## Data provided
#####

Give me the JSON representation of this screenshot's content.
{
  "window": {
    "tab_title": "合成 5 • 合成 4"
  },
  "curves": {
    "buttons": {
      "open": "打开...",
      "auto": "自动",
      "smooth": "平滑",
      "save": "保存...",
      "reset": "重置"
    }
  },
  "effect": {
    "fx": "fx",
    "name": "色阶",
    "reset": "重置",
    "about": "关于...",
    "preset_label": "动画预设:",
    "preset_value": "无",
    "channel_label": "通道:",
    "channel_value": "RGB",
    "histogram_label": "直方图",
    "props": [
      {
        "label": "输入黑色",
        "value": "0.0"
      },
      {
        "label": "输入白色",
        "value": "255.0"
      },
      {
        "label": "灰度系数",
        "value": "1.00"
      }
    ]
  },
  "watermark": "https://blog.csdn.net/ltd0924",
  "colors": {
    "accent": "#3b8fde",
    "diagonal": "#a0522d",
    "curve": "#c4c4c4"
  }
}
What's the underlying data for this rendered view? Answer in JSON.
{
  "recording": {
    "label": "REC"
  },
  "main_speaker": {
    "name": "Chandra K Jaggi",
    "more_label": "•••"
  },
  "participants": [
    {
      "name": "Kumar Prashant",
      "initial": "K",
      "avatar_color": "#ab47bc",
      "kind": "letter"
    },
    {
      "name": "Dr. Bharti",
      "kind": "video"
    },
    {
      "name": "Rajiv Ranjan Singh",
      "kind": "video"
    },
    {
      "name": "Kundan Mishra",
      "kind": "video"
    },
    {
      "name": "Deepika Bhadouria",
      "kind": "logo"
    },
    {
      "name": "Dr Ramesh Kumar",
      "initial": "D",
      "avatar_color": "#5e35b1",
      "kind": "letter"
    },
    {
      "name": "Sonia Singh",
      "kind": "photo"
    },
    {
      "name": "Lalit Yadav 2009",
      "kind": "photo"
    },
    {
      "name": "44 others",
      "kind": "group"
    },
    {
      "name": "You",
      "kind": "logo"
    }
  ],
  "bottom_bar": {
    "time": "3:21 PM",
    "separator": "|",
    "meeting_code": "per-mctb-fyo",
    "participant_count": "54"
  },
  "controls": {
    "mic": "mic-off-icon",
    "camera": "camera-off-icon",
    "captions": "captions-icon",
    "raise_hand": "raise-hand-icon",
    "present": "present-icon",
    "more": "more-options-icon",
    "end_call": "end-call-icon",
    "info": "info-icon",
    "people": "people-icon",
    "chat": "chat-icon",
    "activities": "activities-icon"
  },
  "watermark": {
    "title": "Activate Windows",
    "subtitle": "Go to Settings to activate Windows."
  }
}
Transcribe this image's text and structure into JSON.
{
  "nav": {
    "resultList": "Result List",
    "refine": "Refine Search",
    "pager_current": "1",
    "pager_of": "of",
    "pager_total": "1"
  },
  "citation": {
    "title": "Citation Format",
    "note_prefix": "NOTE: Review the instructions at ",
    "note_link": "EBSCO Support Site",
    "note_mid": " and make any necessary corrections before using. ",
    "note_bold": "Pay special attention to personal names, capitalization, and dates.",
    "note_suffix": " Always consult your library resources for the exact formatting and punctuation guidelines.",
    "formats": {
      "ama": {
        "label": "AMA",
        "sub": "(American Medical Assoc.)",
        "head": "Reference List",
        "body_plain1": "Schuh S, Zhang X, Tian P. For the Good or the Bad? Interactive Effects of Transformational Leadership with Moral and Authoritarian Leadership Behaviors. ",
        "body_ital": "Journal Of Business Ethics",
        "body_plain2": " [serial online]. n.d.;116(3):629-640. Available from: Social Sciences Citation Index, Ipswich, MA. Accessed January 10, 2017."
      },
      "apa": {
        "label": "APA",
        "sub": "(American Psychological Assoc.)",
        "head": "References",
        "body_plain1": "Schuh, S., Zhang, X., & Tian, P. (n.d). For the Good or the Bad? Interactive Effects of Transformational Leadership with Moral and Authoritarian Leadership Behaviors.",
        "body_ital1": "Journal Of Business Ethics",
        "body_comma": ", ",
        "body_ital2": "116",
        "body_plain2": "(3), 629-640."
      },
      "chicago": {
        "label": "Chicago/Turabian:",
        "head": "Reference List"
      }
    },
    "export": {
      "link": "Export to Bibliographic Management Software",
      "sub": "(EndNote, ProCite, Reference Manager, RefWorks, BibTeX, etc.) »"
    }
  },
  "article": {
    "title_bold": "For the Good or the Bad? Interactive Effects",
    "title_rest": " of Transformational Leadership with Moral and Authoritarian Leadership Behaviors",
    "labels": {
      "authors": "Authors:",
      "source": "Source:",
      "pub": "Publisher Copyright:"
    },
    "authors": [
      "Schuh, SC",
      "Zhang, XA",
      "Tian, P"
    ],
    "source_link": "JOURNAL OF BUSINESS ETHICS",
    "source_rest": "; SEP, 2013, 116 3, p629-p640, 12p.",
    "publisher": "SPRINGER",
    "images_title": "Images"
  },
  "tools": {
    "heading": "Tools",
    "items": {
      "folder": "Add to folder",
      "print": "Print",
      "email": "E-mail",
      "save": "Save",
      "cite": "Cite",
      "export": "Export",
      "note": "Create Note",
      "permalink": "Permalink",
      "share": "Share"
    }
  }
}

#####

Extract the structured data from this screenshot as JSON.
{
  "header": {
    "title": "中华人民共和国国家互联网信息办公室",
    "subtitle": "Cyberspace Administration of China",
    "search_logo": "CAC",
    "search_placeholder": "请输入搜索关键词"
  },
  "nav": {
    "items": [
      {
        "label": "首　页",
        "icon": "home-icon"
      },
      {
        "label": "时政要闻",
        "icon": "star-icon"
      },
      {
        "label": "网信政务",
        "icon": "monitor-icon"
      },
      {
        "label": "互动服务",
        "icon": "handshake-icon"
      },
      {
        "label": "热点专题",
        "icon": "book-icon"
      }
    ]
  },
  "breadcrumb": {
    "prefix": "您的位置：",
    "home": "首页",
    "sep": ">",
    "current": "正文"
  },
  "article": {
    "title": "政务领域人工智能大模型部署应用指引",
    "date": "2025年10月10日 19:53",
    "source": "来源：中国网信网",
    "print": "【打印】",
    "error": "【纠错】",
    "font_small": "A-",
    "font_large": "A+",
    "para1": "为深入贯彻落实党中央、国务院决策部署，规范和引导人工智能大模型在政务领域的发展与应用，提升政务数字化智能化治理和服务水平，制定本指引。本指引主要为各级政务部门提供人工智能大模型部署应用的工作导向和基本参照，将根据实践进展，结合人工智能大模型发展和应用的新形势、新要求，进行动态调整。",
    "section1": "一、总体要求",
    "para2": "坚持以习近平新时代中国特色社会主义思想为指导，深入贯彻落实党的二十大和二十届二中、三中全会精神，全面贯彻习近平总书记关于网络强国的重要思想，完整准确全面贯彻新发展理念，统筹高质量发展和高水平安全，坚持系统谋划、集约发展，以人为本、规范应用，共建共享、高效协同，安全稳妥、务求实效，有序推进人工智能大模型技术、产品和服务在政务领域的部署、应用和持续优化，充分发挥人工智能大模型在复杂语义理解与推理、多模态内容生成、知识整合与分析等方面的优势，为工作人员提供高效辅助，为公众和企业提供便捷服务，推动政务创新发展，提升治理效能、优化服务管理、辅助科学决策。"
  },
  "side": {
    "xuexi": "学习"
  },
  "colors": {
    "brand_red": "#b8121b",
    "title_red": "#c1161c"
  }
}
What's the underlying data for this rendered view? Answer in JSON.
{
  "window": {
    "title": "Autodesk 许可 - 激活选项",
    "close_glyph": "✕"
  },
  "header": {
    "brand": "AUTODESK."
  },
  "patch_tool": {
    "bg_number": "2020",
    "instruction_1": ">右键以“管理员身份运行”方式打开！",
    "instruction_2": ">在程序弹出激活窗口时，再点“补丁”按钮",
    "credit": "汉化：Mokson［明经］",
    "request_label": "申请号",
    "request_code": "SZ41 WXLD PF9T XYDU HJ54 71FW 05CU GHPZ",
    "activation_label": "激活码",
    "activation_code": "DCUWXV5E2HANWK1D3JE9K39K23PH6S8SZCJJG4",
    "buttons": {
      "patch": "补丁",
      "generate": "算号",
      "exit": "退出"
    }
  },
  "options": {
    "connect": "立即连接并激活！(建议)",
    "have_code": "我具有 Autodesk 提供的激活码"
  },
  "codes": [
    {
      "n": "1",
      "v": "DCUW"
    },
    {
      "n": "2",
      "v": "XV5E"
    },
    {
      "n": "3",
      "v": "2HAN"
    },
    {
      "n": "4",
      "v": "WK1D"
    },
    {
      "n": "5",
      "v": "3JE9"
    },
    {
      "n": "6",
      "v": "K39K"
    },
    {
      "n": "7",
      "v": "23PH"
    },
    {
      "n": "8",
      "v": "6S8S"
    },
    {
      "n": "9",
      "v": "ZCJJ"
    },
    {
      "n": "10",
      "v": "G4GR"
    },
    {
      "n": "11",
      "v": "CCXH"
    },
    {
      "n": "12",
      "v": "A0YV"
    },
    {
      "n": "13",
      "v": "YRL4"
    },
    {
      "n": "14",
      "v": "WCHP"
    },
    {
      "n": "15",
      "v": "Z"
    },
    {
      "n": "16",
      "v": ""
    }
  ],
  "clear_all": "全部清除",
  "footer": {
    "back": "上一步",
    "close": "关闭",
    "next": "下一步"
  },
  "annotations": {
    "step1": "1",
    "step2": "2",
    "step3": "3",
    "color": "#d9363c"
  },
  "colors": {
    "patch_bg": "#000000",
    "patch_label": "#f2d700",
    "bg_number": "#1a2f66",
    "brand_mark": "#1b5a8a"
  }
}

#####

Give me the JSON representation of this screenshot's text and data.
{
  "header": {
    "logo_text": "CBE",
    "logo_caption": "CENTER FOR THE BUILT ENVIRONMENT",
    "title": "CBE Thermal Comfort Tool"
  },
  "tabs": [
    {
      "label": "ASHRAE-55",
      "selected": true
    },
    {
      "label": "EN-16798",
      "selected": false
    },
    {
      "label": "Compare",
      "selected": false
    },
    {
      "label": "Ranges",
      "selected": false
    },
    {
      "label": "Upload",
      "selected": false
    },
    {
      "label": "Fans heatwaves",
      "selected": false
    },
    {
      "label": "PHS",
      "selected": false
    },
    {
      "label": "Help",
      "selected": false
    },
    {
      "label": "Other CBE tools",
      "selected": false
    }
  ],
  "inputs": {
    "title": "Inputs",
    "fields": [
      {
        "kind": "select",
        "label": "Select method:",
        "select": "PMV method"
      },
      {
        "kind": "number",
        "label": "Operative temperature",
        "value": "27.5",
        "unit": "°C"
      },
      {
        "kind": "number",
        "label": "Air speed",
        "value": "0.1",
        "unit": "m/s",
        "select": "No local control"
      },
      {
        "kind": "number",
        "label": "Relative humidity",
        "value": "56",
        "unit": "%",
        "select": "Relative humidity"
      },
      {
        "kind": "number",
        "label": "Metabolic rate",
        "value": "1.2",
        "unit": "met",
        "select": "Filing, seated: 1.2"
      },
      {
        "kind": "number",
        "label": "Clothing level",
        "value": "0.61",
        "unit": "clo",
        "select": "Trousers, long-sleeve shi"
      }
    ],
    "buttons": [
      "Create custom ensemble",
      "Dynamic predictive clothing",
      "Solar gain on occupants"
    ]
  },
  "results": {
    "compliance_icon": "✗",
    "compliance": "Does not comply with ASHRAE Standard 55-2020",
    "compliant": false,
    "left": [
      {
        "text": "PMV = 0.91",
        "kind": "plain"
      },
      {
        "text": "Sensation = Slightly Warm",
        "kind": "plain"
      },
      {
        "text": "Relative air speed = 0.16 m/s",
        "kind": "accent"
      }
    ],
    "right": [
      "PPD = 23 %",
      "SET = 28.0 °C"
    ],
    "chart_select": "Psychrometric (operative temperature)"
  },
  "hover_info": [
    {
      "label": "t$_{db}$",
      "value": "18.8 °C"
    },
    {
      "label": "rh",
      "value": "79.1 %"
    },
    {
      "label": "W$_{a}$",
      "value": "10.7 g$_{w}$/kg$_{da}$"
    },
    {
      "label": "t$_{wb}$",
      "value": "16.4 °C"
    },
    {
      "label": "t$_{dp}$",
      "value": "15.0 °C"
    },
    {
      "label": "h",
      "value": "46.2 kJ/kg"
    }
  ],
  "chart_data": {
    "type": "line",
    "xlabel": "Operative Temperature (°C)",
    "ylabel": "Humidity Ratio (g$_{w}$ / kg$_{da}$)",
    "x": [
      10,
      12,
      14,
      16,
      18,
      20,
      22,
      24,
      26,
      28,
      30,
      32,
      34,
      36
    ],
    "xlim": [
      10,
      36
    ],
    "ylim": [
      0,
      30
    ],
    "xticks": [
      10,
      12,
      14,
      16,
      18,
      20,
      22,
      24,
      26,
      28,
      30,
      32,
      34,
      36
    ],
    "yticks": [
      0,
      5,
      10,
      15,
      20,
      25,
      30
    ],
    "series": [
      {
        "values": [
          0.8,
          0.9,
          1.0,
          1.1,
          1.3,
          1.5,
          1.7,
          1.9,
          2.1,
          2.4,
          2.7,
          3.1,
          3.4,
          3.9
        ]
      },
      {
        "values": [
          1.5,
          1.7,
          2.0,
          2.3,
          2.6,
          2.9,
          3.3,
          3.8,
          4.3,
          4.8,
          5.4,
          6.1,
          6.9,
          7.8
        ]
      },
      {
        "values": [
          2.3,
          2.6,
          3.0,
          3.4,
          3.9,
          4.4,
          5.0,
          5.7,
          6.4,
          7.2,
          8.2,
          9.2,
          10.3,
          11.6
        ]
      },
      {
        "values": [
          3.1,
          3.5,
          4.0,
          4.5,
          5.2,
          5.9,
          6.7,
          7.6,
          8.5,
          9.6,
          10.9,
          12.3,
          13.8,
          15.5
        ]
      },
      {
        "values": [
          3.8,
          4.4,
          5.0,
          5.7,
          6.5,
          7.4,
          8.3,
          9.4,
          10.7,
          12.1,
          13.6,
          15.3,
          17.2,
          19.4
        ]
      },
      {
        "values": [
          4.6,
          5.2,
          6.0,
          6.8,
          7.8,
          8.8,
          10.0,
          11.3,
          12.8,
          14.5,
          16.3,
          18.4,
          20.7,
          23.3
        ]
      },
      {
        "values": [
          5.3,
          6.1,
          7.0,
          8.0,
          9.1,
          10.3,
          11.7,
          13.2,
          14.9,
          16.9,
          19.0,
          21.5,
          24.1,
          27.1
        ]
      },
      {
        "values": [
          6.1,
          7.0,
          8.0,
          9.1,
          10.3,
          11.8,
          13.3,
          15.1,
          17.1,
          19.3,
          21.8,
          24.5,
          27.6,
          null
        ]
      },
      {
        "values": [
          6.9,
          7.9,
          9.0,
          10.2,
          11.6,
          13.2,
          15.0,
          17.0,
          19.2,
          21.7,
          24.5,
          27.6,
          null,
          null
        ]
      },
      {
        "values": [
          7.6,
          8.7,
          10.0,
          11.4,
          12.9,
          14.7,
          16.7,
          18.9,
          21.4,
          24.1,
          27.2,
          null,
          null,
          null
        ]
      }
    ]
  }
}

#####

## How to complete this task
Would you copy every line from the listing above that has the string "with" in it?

## Solution
        "body_plain1": "Schuh S, Zhang X, Tian P. For the Good or the Bad? Interactive Effects of Transformational Leadership with Moral and Authoritarian Leadership Behaviors. ",
        "body_plain1": "Schuh, S., Zhang, X., & Tian, P. (n.d). For the Good or the Bad? Interactive Effects of Transformational Leadership with Moral and Authoritarian Leadership Behaviors.",
    "title_rest": " of Transformational Leadership with Moral and Authoritarian Leadership Behaviors",
    "compliance": "Does not comply with ASHRAE Standard 55-2020",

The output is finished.